Here’s why. Populist authoritarianism can best be explained as a cultural backlash in Western societies against long-term, ongoing social change.
Over recent decades, the World Values Survey shows that Western societies have been getting gradually more liberal on many social issues, especially among the younger generation and well-educated middle class. That includes egalitarian attitudes toward sex roles, tolerance of fluid gender identities and LGBT rights, support for same-sex marriage, tolerance of diversity, and more secular values, as well as what political scientists call emancipative values, engagement in directly assertive forms of democratic participation, and cosmopolitan support for agencies of global governance.
This long-term generational shift threatens many traditionalists’ cultural values. Less educated and older citizens fear becoming marginalized and left behind within their own countries.
His Northland by-election victory, in particular, must be giving him considerable pause. Something was revealed there which can only have sent shivers down the spines of both the National and Labour parties. A vast and inchoate rage, bubbling and churning like magma just below the apparently placid surface of New Zealand politics. There can be little doubt that Peters sensed its presence – hence his unshakeable confidence that the seat was winnable. But, it is doubtful that he foresaw its size and power. On the night of his runaway win, even the wily Peters must have felt a shiver or two.

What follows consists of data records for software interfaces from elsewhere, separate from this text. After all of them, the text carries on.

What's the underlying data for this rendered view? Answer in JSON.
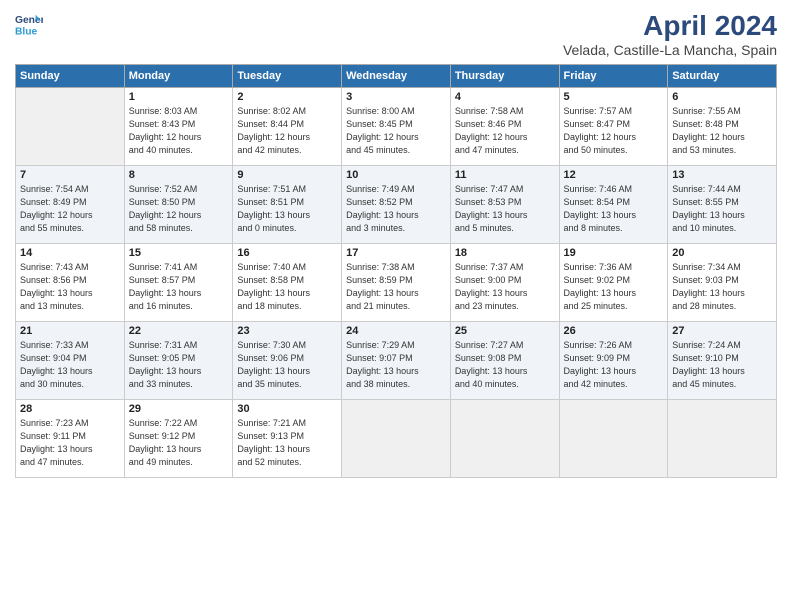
{
  "header": {
    "logo_line1": "General",
    "logo_line2": "Blue",
    "title": "April 2024",
    "subtitle": "Velada, Castille-La Mancha, Spain"
  },
  "days_of_week": [
    "Sunday",
    "Monday",
    "Tuesday",
    "Wednesday",
    "Thursday",
    "Friday",
    "Saturday"
  ],
  "weeks": [
    [
      {
        "day": "",
        "info": ""
      },
      {
        "day": "1",
        "info": "Sunrise: 8:03 AM\nSunset: 8:43 PM\nDaylight: 12 hours\nand 40 minutes."
      },
      {
        "day": "2",
        "info": "Sunrise: 8:02 AM\nSunset: 8:44 PM\nDaylight: 12 hours\nand 42 minutes."
      },
      {
        "day": "3",
        "info": "Sunrise: 8:00 AM\nSunset: 8:45 PM\nDaylight: 12 hours\nand 45 minutes."
      },
      {
        "day": "4",
        "info": "Sunrise: 7:58 AM\nSunset: 8:46 PM\nDaylight: 12 hours\nand 47 minutes."
      },
      {
        "day": "5",
        "info": "Sunrise: 7:57 AM\nSunset: 8:47 PM\nDaylight: 12 hours\nand 50 minutes."
      },
      {
        "day": "6",
        "info": "Sunrise: 7:55 AM\nSunset: 8:48 PM\nDaylight: 12 hours\nand 53 minutes."
      }
    ],
    [
      {
        "day": "7",
        "info": "Sunrise: 7:54 AM\nSunset: 8:49 PM\nDaylight: 12 hours\nand 55 minutes."
      },
      {
        "day": "8",
        "info": "Sunrise: 7:52 AM\nSunset: 8:50 PM\nDaylight: 12 hours\nand 58 minutes."
      },
      {
        "day": "9",
        "info": "Sunrise: 7:51 AM\nSunset: 8:51 PM\nDaylight: 13 hours\nand 0 minutes."
      },
      {
        "day": "10",
        "info": "Sunrise: 7:49 AM\nSunset: 8:52 PM\nDaylight: 13 hours\nand 3 minutes."
      },
      {
        "day": "11",
        "info": "Sunrise: 7:47 AM\nSunset: 8:53 PM\nDaylight: 13 hours\nand 5 minutes."
      },
      {
        "day": "12",
        "info": "Sunrise: 7:46 AM\nSunset: 8:54 PM\nDaylight: 13 hours\nand 8 minutes."
      },
      {
        "day": "13",
        "info": "Sunrise: 7:44 AM\nSunset: 8:55 PM\nDaylight: 13 hours\nand 10 minutes."
      }
    ],
    [
      {
        "day": "14",
        "info": "Sunrise: 7:43 AM\nSunset: 8:56 PM\nDaylight: 13 hours\nand 13 minutes."
      },
      {
        "day": "15",
        "info": "Sunrise: 7:41 AM\nSunset: 8:57 PM\nDaylight: 13 hours\nand 16 minutes."
      },
      {
        "day": "16",
        "info": "Sunrise: 7:40 AM\nSunset: 8:58 PM\nDaylight: 13 hours\nand 18 minutes."
      },
      {
        "day": "17",
        "info": "Sunrise: 7:38 AM\nSunset: 8:59 PM\nDaylight: 13 hours\nand 21 minutes."
      },
      {
        "day": "18",
        "info": "Sunrise: 7:37 AM\nSunset: 9:00 PM\nDaylight: 13 hours\nand 23 minutes."
      },
      {
        "day": "19",
        "info": "Sunrise: 7:36 AM\nSunset: 9:02 PM\nDaylight: 13 hours\nand 25 minutes."
      },
      {
        "day": "20",
        "info": "Sunrise: 7:34 AM\nSunset: 9:03 PM\nDaylight: 13 hours\nand 28 minutes."
      }
    ],
    [
      {
        "day": "21",
        "info": "Sunrise: 7:33 AM\nSunset: 9:04 PM\nDaylight: 13 hours\nand 30 minutes."
      },
      {
        "day": "22",
        "info": "Sunrise: 7:31 AM\nSunset: 9:05 PM\nDaylight: 13 hours\nand 33 minutes."
      },
      {
        "day": "23",
        "info": "Sunrise: 7:30 AM\nSunset: 9:06 PM\nDaylight: 13 hours\nand 35 minutes."
      },
      {
        "day": "24",
        "info": "Sunrise: 7:29 AM\nSunset: 9:07 PM\nDaylight: 13 hours\nand 38 minutes."
      },
      {
        "day": "25",
        "info": "Sunrise: 7:27 AM\nSunset: 9:08 PM\nDaylight: 13 hours\nand 40 minutes."
      },
      {
        "day": "26",
        "info": "Sunrise: 7:26 AM\nSunset: 9:09 PM\nDaylight: 13 hours\nand 42 minutes."
      },
      {
        "day": "27",
        "info": "Sunrise: 7:24 AM\nSunset: 9:10 PM\nDaylight: 13 hours\nand 45 minutes."
      }
    ],
    [
      {
        "day": "28",
        "info": "Sunrise: 7:23 AM\nSunset: 9:11 PM\nDaylight: 13 hours\nand 47 minutes."
      },
      {
        "day": "29",
        "info": "Sunrise: 7:22 AM\nSunset: 9:12 PM\nDaylight: 13 hours\nand 49 minutes."
      },
      {
        "day": "30",
        "info": "Sunrise: 7:21 AM\nSunset: 9:13 PM\nDaylight: 13 hours\nand 52 minutes."
      },
      {
        "day": "",
        "info": ""
      },
      {
        "day": "",
        "info": ""
      },
      {
        "day": "",
        "info": ""
      },
      {
        "day": "",
        "info": ""
      }
    ]
  ]
}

The same sort of shivers, perhaps, that Dr Don Brash felt when he sat on his sofa and watched the National Party record an unprecedented 17 percentage point surge in the Colmar Brunton opinion poll on the strength of his Orewa Speech. Brash’s right-wing populism came within an ace of victory in 2005. The ground heaved and flattened, heaved and flattened, but, crucially, the magma did not break through. New Zealand did not burn.
Eleven years on from Orewa, as Peters undoubtedly knows, the target of “Middle New Zealand’s” rage is no longer just “Maori privilege” (although that still rankles). In 2016 the unease is generated by much larger and more profound changes in the shape of New Zealand’s population. If the dominant Pakeha fraction of Kiwi society felt challenged by the Maori Renaissance, it is experiencing the early stages of existential dread about the growing influence of Asian immigration.
There is more to this dread that old-fashioned racism. It originates in the pervasive sense that New Zealand is being changed in ways that most New Zealanders have neither asked for nor desired. That decisions concerning their nation’s future have been made on the basis of research and discussion about which most Kiwis remain completely unaware.